Ground Ball Series
During this first series of fielding drills, your 1st baseman is going to work on fielding ground balls left, right, shallow, and working her footwork without actually throwing the ball. After you’ve worked on this for a while, go ahead and proceed into a series where your player will actually be throwing to the various bases.
For the first series (minus throwing), have your player focus on the following:
- Setting her feet in line with the intended base or target
- Rotating around and switching her feet as quickly as possible
After you’ve spent some time on the series without actually throwing the ball, it’s time to amp it up and have your first baseman actually throw the ball to the appropriate base.
Change it up and have your player work on a short throw, focusing on the staying low and making sure that her throwing hand doesn’t go above the shoulder and that she doesn’t cock the wrist.
Next, have her focus on a medium throw. During this, she’ll want to focus on pointing her toes to the foul line, lining up the ball on her load side, staying balanced, and finally releasing the ball.
Once it’s time to move on to the long throw, remind your player to focus on staying balanced so that she keeps her throw inside the baseline, making it easier for the intended baseman to receive the ball.
It’s a good idea to work on having your first baseman first throw to the second baseman (short, medium, and long throws), then have her work on throwing to the third baseman (short, medium, and long throws), then end up with her working on throwing to home (short, medium, and long throws).
Here’s something for you coaches to keep in mind while running these drills:
- Does your first baseman have a weak backhand? Have her focus on working on that backhand until she feels more comfortable with it. If she has a weak forehand, you can have her focus on that until she’s mastered it. Once she has solid fundamentals, then you can mix it up and have her alternate between forehand and backhand.
This set of drills involves actual tags. There are two ways to tag a runner: forehand and backhand.
The forehand tag involves your player tagging the runner with her forehand and catching that runner off the base. Your first baseman should focus on:
- Being quick
- Receiving the ball as quickly as possible
- Her drop step
- Making a vertical tag to the base
The backhand tag involves your first baseman tagging the runner with her backhand; she should be focusing on the same points above for her backhand tag.
Catching the Strike
It’s important to also spend time working on your first baseman’s ability to catch the strike.
Your player should work on dropping back on her forehand and her backhand side. She also has to work on communicating with the outfielder–this communication is key.
Foul Fly Ball
The key with a foul fly ball is to make sure that your first baseman feels comfortable going right up next to the fence. And if she has to, she should feel comfortable moving back towards the field of play.

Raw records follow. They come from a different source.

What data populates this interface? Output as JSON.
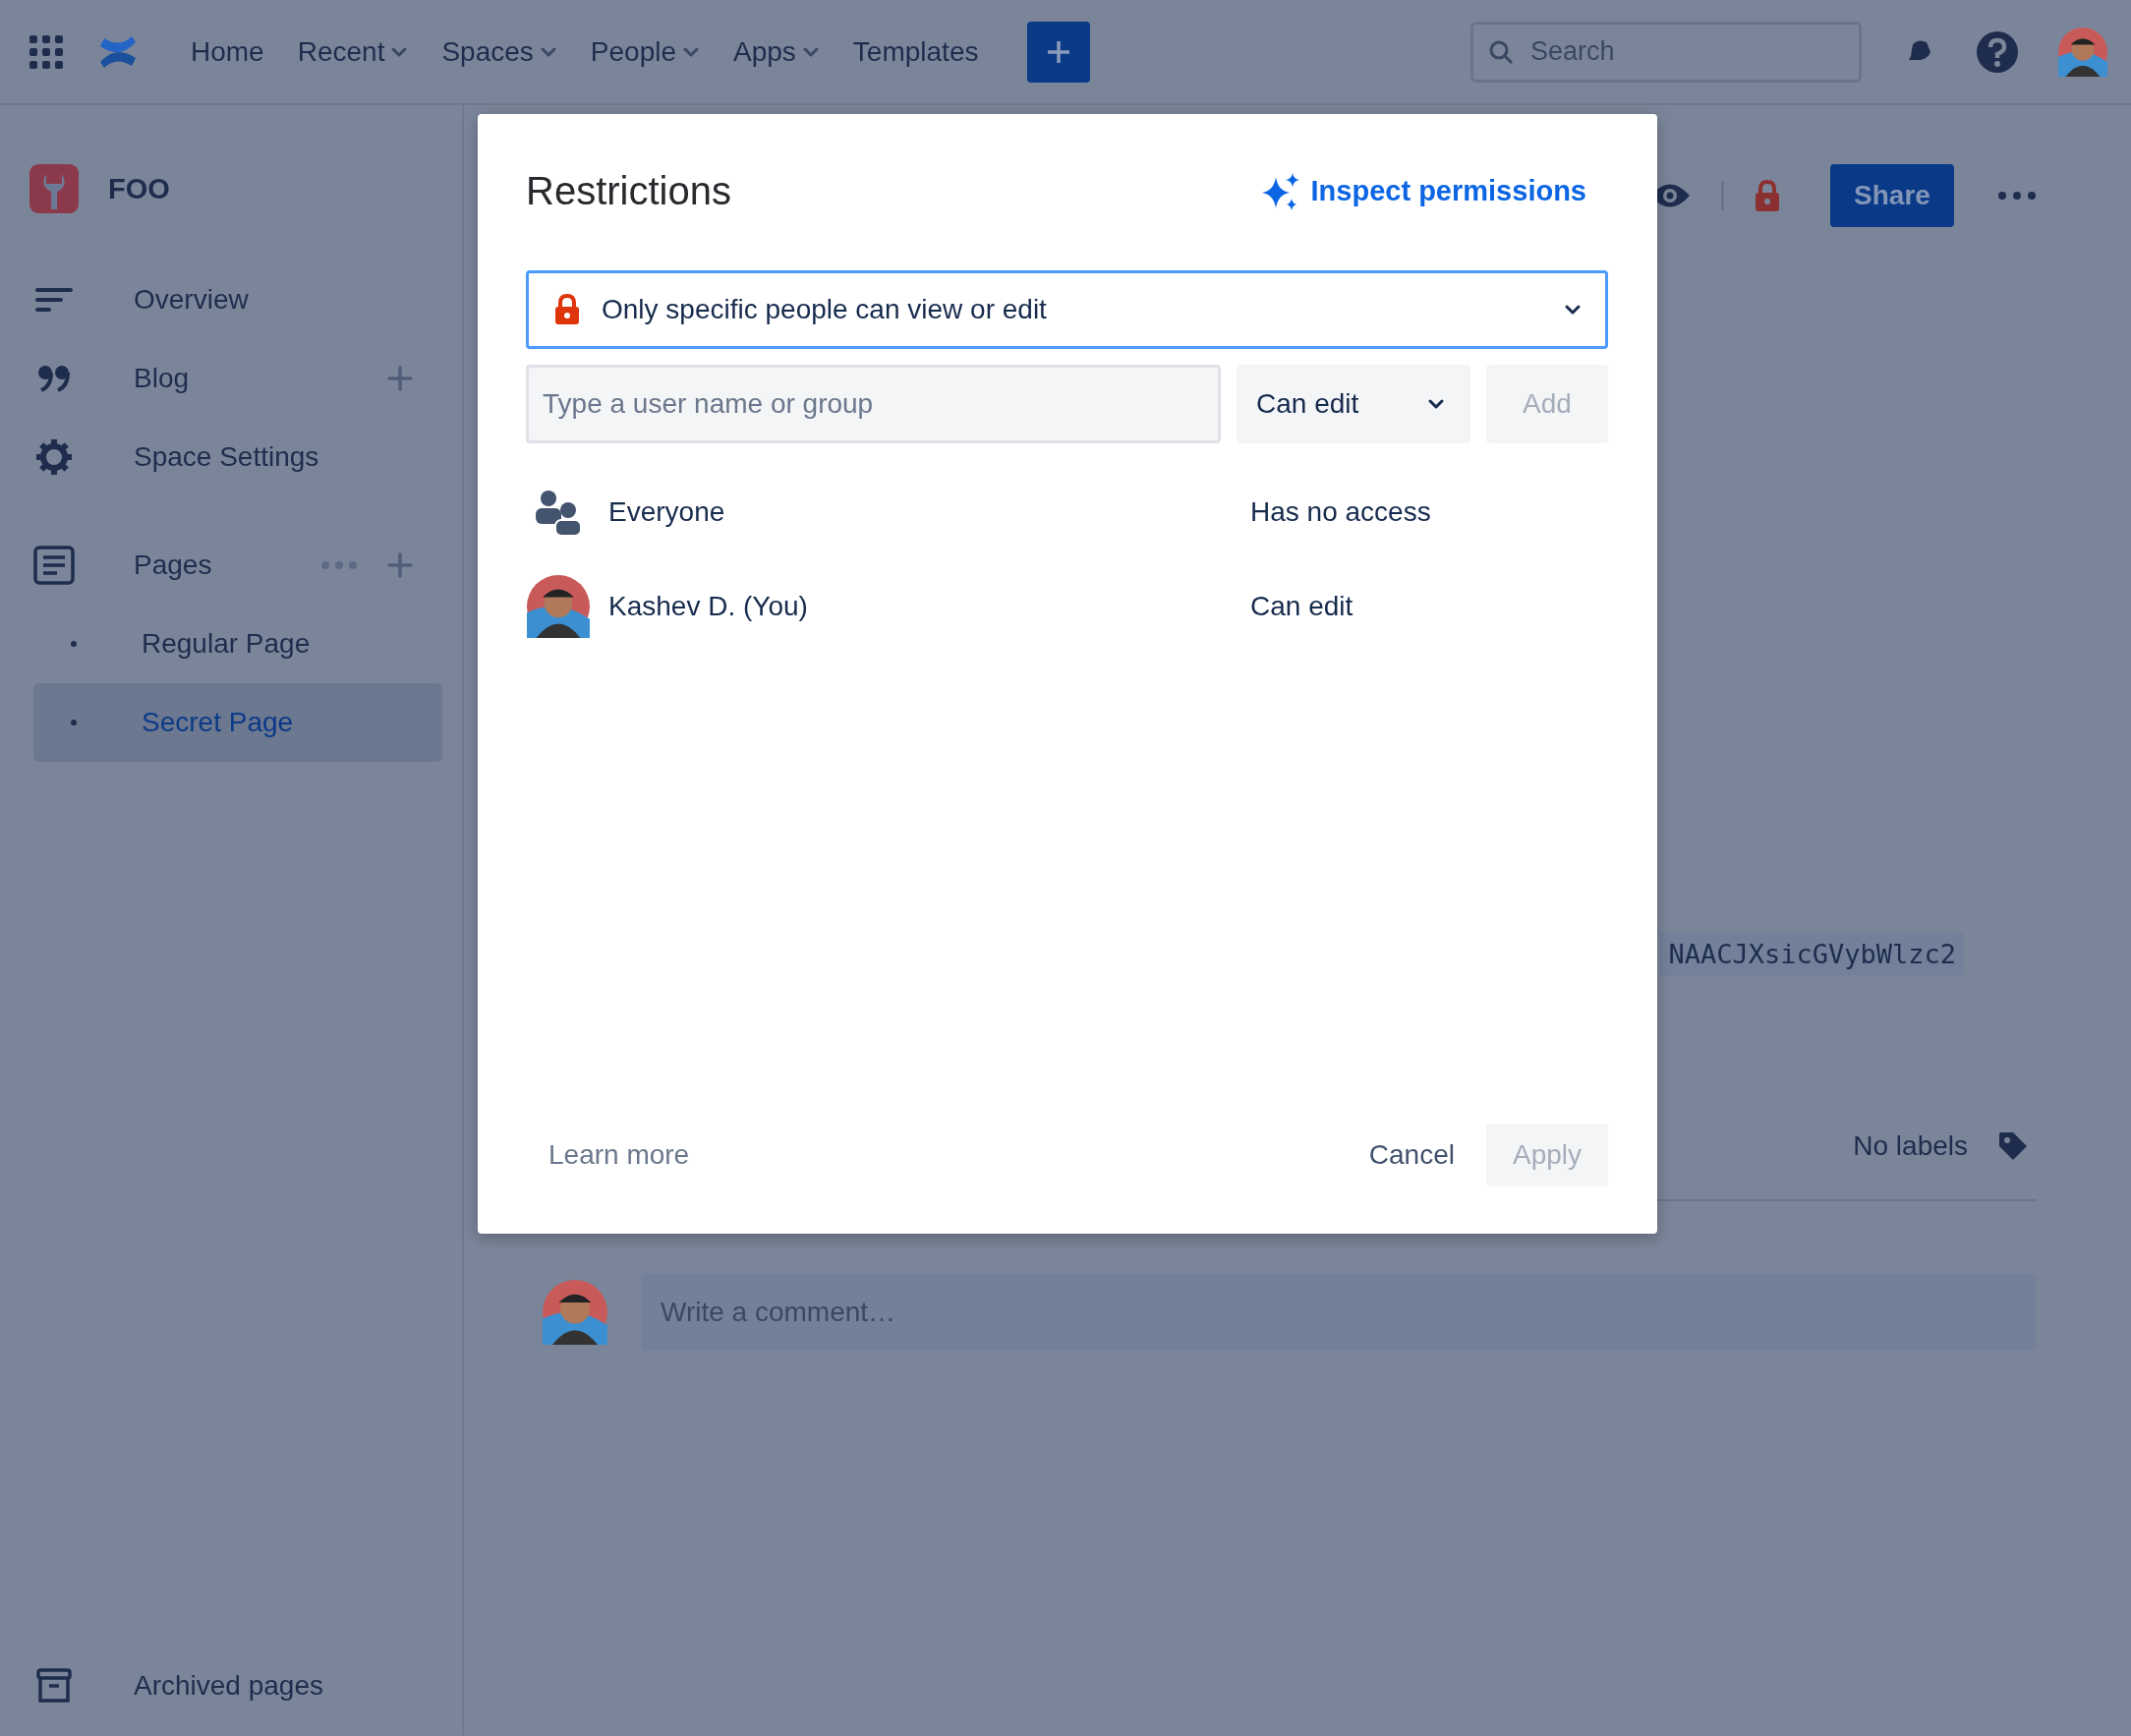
{
  "top_nav": {
    "items": [
      {
        "label": "Home",
        "has_menu": false
      },
      {
        "label": "Recent",
        "has_menu": true
      },
      {
        "label": "Spaces",
        "has_menu": true
      },
      {
        "label": "People",
        "has_menu": true
      },
      {
        "label": "Apps",
        "has_menu": true
      },
      {
        "label": "Templates",
        "has_menu": false
      }
    ],
    "search": {
      "placeholder": "Search"
    }
  },
  "sidebar": {
    "space": {
      "name": "FOO"
    },
    "items": [
      {
        "label": "Overview",
        "kind": "overview",
        "has_add": false
      },
      {
        "label": "Blog",
        "kind": "blog",
        "has_add": true
      },
      {
        "label": "Space Settings",
        "kind": "settings",
        "has_add": false
      }
    ],
    "pages": {
      "label": "Pages",
      "children": [
        {
          "label": "Regular Page",
          "selected": false
        },
        {
          "label": "Secret Page",
          "selected": true
        }
      ]
    },
    "footer": {
      "label": "Archived pages"
    }
  },
  "page": {
    "share_button": "Share",
    "code_snippet": "NAACJXsicGVybWlzc2",
    "labels_text": "No labels",
    "comment": {
      "placeholder": "Write a comment…"
    }
  },
  "dialog": {
    "title": "Restrictions",
    "inspect_link": "Inspect permissions",
    "restriction_select": {
      "value": "Only specific people can view or edit"
    },
    "user_field": {
      "placeholder": "Type a user name or group"
    },
    "permission_select": {
      "value": "Can edit"
    },
    "add_button": {
      "label": "Add",
      "disabled": true
    },
    "entries": [
      {
        "name": "Everyone",
        "kind": "group",
        "access": "Has no access"
      },
      {
        "name": "Kashev D. (You)",
        "kind": "user",
        "access": "Can edit"
      }
    ],
    "learn_more": "Learn more",
    "cancel_button": "Cancel",
    "apply_button": {
      "label": "Apply",
      "disabled": true
    }
  }
}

You, as the coach, should be one to throw these poor throws–you don’t want your other players to practice at throwing poorly. However, it’s important for your first baseman to have sufficient practice catching poorly-thrown or poorly-hit balls so that she’s prepared during game time.
Next step: check out our complete collection of drills for softball defense. It includes fundamental skills, plus game situation drills that involve multiple players.